• **Page and application data records**:
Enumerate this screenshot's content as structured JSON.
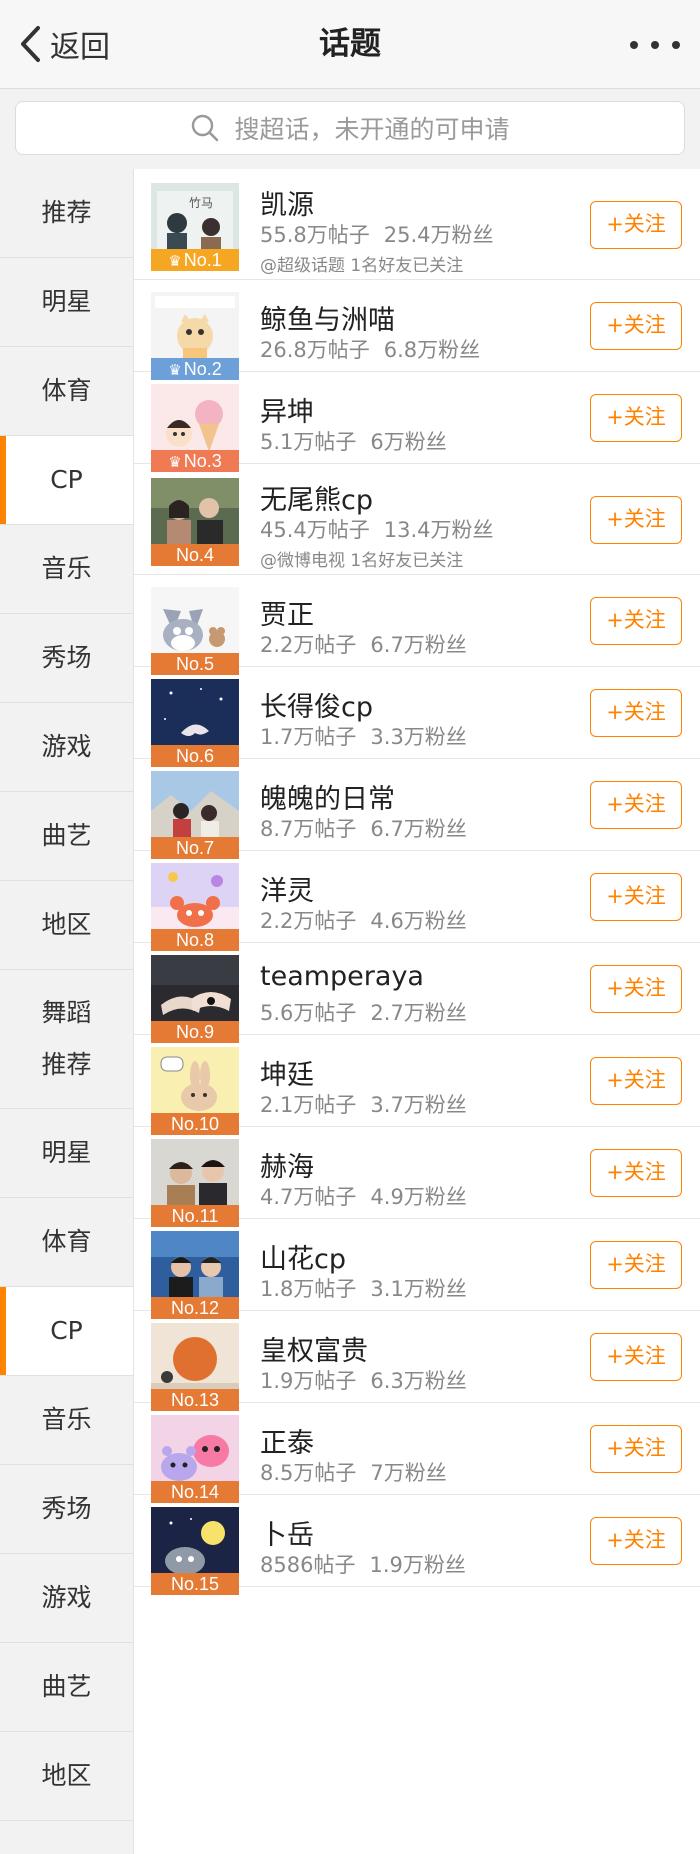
{
  "header": {
    "back_label": "返回",
    "title": "话题"
  },
  "search": {
    "placeholder": "搜超话，未开通的可申请"
  },
  "sidebar": {
    "items": [
      {
        "label": "推荐",
        "active": false
      },
      {
        "label": "明星",
        "active": false
      },
      {
        "label": "体育",
        "active": false
      },
      {
        "label": "CP",
        "active": true
      },
      {
        "label": "音乐",
        "active": false
      },
      {
        "label": "秀场",
        "active": false
      },
      {
        "label": "游戏",
        "active": false
      },
      {
        "label": "曲艺",
        "active": false
      },
      {
        "label": "地区",
        "active": false
      },
      {
        "label": "舞蹈推荐",
        "active": false
      },
      {
        "label": "明星",
        "active": false
      },
      {
        "label": "体育",
        "active": false
      },
      {
        "label": "CP",
        "active": true
      },
      {
        "label": "音乐",
        "active": false
      },
      {
        "label": "秀场",
        "active": false
      },
      {
        "label": "游戏",
        "active": false
      },
      {
        "label": "曲艺",
        "active": false
      },
      {
        "label": "地区",
        "active": false
      }
    ]
  },
  "colors": {
    "accent": "#ff8200",
    "rank_gold": "#f5a623",
    "rank_blue": "#6d9fd8",
    "rank_bronze": "#f07a54",
    "rank_default": "#e57a35"
  },
  "topics": [
    {
      "rank": "No.1",
      "name": "凯源",
      "posts": "55.8万帖子",
      "fans": "25.4万粉丝",
      "extra": "@超级话题 1名好友已关注",
      "follow": "+关注",
      "crown": true
    },
    {
      "rank": "No.2",
      "name": "鲸鱼与洲喵",
      "posts": "26.8万帖子",
      "fans": "6.8万粉丝",
      "extra": "",
      "follow": "+关注",
      "crown": true
    },
    {
      "rank": "No.3",
      "name": "异坤",
      "posts": "5.1万帖子",
      "fans": "6万粉丝",
      "extra": "",
      "follow": "+关注",
      "crown": true
    },
    {
      "rank": "No.4",
      "name": "无尾熊cp",
      "posts": "45.4万帖子",
      "fans": "13.4万粉丝",
      "extra": "@微博电视 1名好友已关注",
      "follow": "+关注",
      "crown": false
    },
    {
      "rank": "No.5",
      "name": "贾正",
      "posts": "2.2万帖子",
      "fans": "6.7万粉丝",
      "extra": "",
      "follow": "+关注",
      "crown": false
    },
    {
      "rank": "No.6",
      "name": "长得俊cp",
      "posts": "1.7万帖子",
      "fans": "3.3万粉丝",
      "extra": "",
      "follow": "+关注",
      "crown": false
    },
    {
      "rank": "No.7",
      "name": "魄魄的日常",
      "posts": "8.7万帖子",
      "fans": "6.7万粉丝",
      "extra": "",
      "follow": "+关注",
      "crown": false
    },
    {
      "rank": "No.8",
      "name": "洋灵",
      "posts": "2.2万帖子",
      "fans": "4.6万粉丝",
      "extra": "",
      "follow": "+关注",
      "crown": false
    },
    {
      "rank": "No.9",
      "name": "teamperaya",
      "posts": "5.6万帖子",
      "fans": "2.7万粉丝",
      "extra": "",
      "follow": "+关注",
      "crown": false
    },
    {
      "rank": "No.10",
      "name": "坤廷",
      "posts": "2.1万帖子",
      "fans": "3.7万粉丝",
      "extra": "",
      "follow": "+关注",
      "crown": false
    },
    {
      "rank": "No.11",
      "name": "赫海",
      "posts": "4.7万帖子",
      "fans": "4.9万粉丝",
      "extra": "",
      "follow": "+关注",
      "crown": false
    },
    {
      "rank": "No.12",
      "name": "山花cp",
      "posts": "1.8万帖子",
      "fans": "3.1万粉丝",
      "extra": "",
      "follow": "+关注",
      "crown": false
    },
    {
      "rank": "No.13",
      "name": "皇权富贵",
      "posts": "1.9万帖子",
      "fans": "6.3万粉丝",
      "extra": "",
      "follow": "+关注",
      "crown": false
    },
    {
      "rank": "No.14",
      "name": "正泰",
      "posts": "8.5万帖子",
      "fans": "7万粉丝",
      "extra": "",
      "follow": "+关注",
      "crown": false
    },
    {
      "rank": "No.15",
      "name": "卜岳",
      "posts": "8586帖子",
      "fans": "1.9万粉丝",
      "extra": "",
      "follow": "+关注",
      "crown": false
    }
  ]
}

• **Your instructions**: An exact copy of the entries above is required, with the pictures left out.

• **Written response**:
Enumerate this screenshot's content as structured JSON.
{
  "header": {
    "back_label": "返回",
    "title": "话题"
  },
  "search": {
    "placeholder": "搜超话，未开通的可申请"
  },
  "sidebar": {
    "items": [
      {
        "label": "推荐",
        "active": false
      },
      {
        "label": "明星",
        "active": false
      },
      {
        "label": "体育",
        "active": false
      },
      {
        "label": "CP",
        "active": true
      },
      {
        "label": "音乐",
        "active": false
      },
      {
        "label": "秀场",
        "active": false
      },
      {
        "label": "游戏",
        "active": false
      },
      {
        "label": "曲艺",
        "active": false
      },
      {
        "label": "地区",
        "active": false
      },
      {
        "label": "舞蹈推荐",
        "active": false
      },
      {
        "label": "明星",
        "active": false
      },
      {
        "label": "体育",
        "active": false
      },
      {
        "label": "CP",
        "active": true
      },
      {
        "label": "音乐",
        "active": false
      },
      {
        "label": "秀场",
        "active": false
      },
      {
        "label": "游戏",
        "active": false
      },
      {
        "label": "曲艺",
        "active": false
      },
      {
        "label": "地区",
        "active": false
      }
    ]
  },
  "colors": {
    "accent": "#ff8200",
    "rank_gold": "#f5a623",
    "rank_blue": "#6d9fd8",
    "rank_bronze": "#f07a54",
    "rank_default": "#e57a35"
  },
  "topics": [
    {
      "rank": "No.1",
      "name": "凯源",
      "posts": "55.8万帖子",
      "fans": "25.4万粉丝",
      "extra": "@超级话题 1名好友已关注",
      "follow": "+关注",
      "crown": true
    },
    {
      "rank": "No.2",
      "name": "鲸鱼与洲喵",
      "posts": "26.8万帖子",
      "fans": "6.8万粉丝",
      "extra": "",
      "follow": "+关注",
      "crown": true
    },
    {
      "rank": "No.3",
      "name": "异坤",
      "posts": "5.1万帖子",
      "fans": "6万粉丝",
      "extra": "",
      "follow": "+关注",
      "crown": true
    },
    {
      "rank": "No.4",
      "name": "无尾熊cp",
      "posts": "45.4万帖子",
      "fans": "13.4万粉丝",
      "extra": "@微博电视 1名好友已关注",
      "follow": "+关注",
      "crown": false
    },
    {
      "rank": "No.5",
      "name": "贾正",
      "posts": "2.2万帖子",
      "fans": "6.7万粉丝",
      "extra": "",
      "follow": "+关注",
      "crown": false
    },
    {
      "rank": "No.6",
      "name": "长得俊cp",
      "posts": "1.7万帖子",
      "fans": "3.3万粉丝",
      "extra": "",
      "follow": "+关注",
      "crown": false
    },
    {
      "rank": "No.7",
      "name": "魄魄的日常",
      "posts": "8.7万帖子",
      "fans": "6.7万粉丝",
      "extra": "",
      "follow": "+关注",
      "crown": false
    },
    {
      "rank": "No.8",
      "name": "洋灵",
      "posts": "2.2万帖子",
      "fans": "4.6万粉丝",
      "extra": "",
      "follow": "+关注",
      "crown": false
    },
    {
      "rank": "No.9",
      "name": "teamperaya",
      "posts": "5.6万帖子",
      "fans": "2.7万粉丝",
      "extra": "",
      "follow": "+关注",
      "crown": false
    },
    {
      "rank": "No.10",
      "name": "坤廷",
      "posts": "2.1万帖子",
      "fans": "3.7万粉丝",
      "extra": "",
      "follow": "+关注",
      "crown": false
    },
    {
      "rank": "No.11",
      "name": "赫海",
      "posts": "4.7万帖子",
      "fans": "4.9万粉丝",
      "extra": "",
      "follow": "+关注",
      "crown": false
    },
    {
      "rank": "No.12",
      "name": "山花cp",
      "posts": "1.8万帖子",
      "fans": "3.1万粉丝",
      "extra": "",
      "follow": "+关注",
      "crown": false
    },
    {
      "rank": "No.13",
      "name": "皇权富贵",
      "posts": "1.9万帖子",
      "fans": "6.3万粉丝",
      "extra": "",
      "follow": "+关注",
      "crown": false
    },
    {
      "rank": "No.14",
      "name": "正泰",
      "posts": "8.5万帖子",
      "fans": "7万粉丝",
      "extra": "",
      "follow": "+关注",
      "crown": false
    },
    {
      "rank": "No.15",
      "name": "卜岳",
      "posts": "8586帖子",
      "fans": "1.9万粉丝",
      "extra": "",
      "follow": "+关注",
      "crown": false
    }
  ]
}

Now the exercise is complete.